So if we accept this definition to be true, in order to make an actual sustainable building we have to consider the entire process of building right from the blueprint stage all the way to demolition, and ensure that at every step of the way there is minimal or no negative impact on the environment, especially in terms of resource efficiency.

School buildings require a lot of energy to function. However, there are a great many things that can be easily done to make a sustainable school building. Of course, you would have to opt for modular buildings for schools since they are known to be constructed in a resource and energy efficient way. [Editor’s note: I’m not sure that sustainability would *require* the use of a modular building, but they do have known, quantifiable built-in sustainable features.]

Whether you get your building from a vendor or directly from a manufacturer, here are a few things you can do to your modular classroom buildings in order to make them more sustainable.

Recyclable Materials

The first and most obvious step is to make sure your modular school building is built out of recyclable materials as far as possible. This would include recycled steel, wood and glass as well as recyclable pipelines, window frames, etc.

Approximately 10-20% more lumber is used to construct mobile buildings than in convention construction (to add structural integrity); therefore, using recycled wood can pay dividends.

Recycled steel is robust, not combustible, and mold-resistant, and it is useful for framing.

Carpet tiles made of 100% recyclable materials can be used by most builders. For instance, Mobile Modular Management Corporation uses glueless, 100% recycled carpet tiles that do not release volatile organic compounds (VOC).

There are cost advantages to using recyclable materials and in many cases, there is an associated lowering of installation labor costs.

Indoor Air Quality

Before installing a central air system, first see if it is possible to maximize on natural ventilation by designing classrooms in the style of atriums or by installing large, strategically placed windows that allow for sufficient cross ventilation.

Should you choose to install a central air system anyway, bear in mind that HVAC systems are the main energy consumers in any type of building, especially in schools. New, energy efficient 2-stage HVAC systems should be used that require less energy to function and consume significantly less electricity. They also use refrigerants that do not harm the ozone layer.

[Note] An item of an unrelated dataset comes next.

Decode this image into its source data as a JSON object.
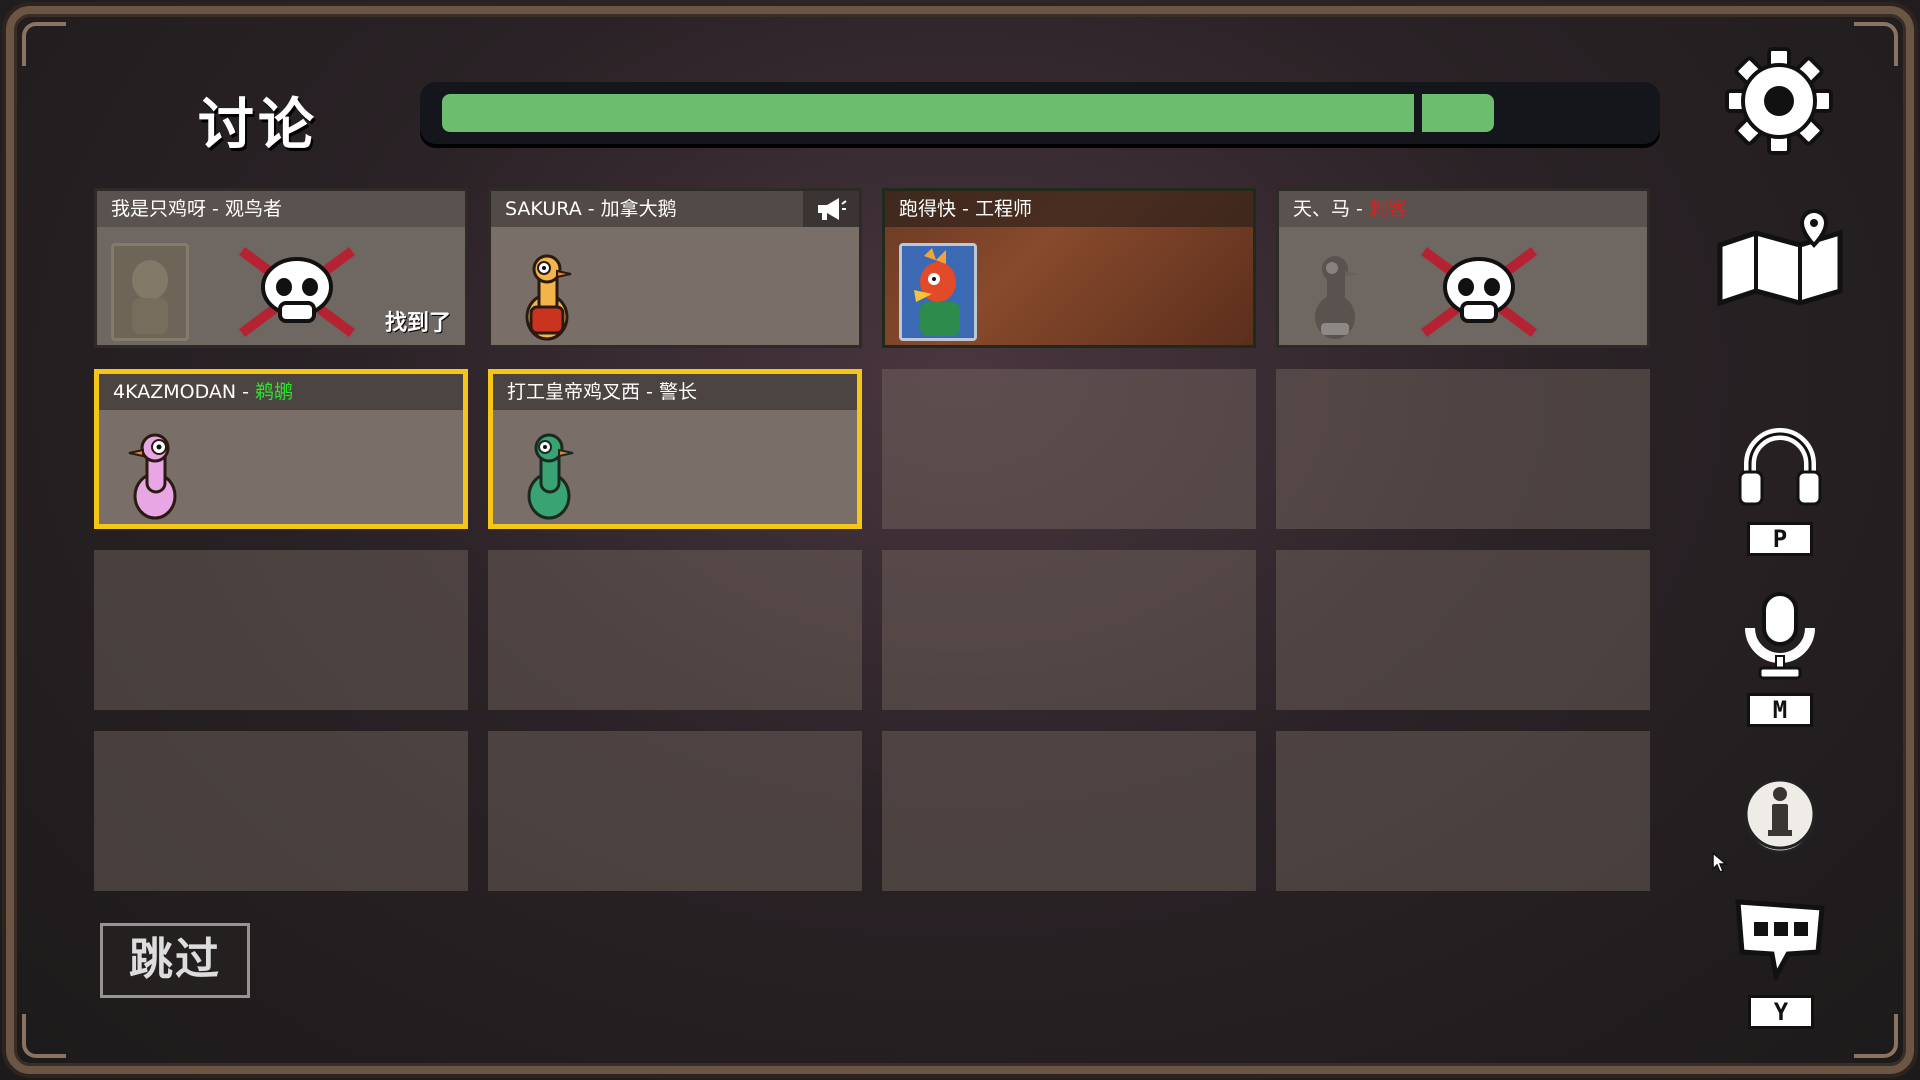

In addition to this, some modular construction companies use radiant heat barrier and increase the R-value of all insulation to reduce HVAC load and maintenance costs.

Geo Exchange Systems

Geo exchange systems make use of the energy (or temperature) stored in the earth to perform a large number of functions. It can heat and cool an entire school building, it can provide refrigeration and it can also be used to heat water.  If there it is possible to install a geo exchange system, it is the next best solution to natural ventilation.

Daylighting

Most schools function during the day and so essentially there should be no need to use much artificial lighting. Modular or portable classrooms can be constructed specifically to maximize natural daylight. Large windows with energy efficient glass will ensure that there is plenty of daylight coming into the room while still being able to retain a comfortable temperature that is not affected by external conditions. Sun tunnels can be used to maximize natural lighting as well.

Solar Power

Solar power is the most incredible gift that we have in terms of an energy resource today. Furthermore, with the advanced technology that we have at our disposal today, there are numerous ways in which we can harness solar energy:

    • Solar powered water heating is perhaps the most common way in which solar energy is used.
    • Solar powered light bulbs are another great invention that should definitely be used
    • Solar plugs are also another incredible invention that a school should definitely take advantage of. Instead of using electricity to power laptops and computers, solar plugs can be used wherever possible.

Room Acoustics

Maximizing good room acoustics is another way to save electricity, especially in auditoriums. Since you have the luxury of having your school built to your exact specifications, it would be fairly easy to ensure that your auditorium has good acoustics, wherein you will very rarely require microphones.

Regular Maintenance

As with any other building, school buildings need regular maintenance, and this is especially true if they are modular. All the various energy efficient systems that have been put in place need to be checked and serviced regularly in order to ensure smooth functioning and optimal efficiency. Neglecting to maintain the systems regularly will render all your initial efforts futile and will in fact begin to prove counterproductive.

Thanks Kathy for your article.  Now it is your turn.  Have you designed for a green or LEED school facility?  Considered modular construction as part of your design?  Share your thoughts below.

Got a comment? Please share!!!

Copyright © All Rights Reserved · Green Hope Theme by Sivan & schiy · Proudly powered by WordPress

%d bloggers like this: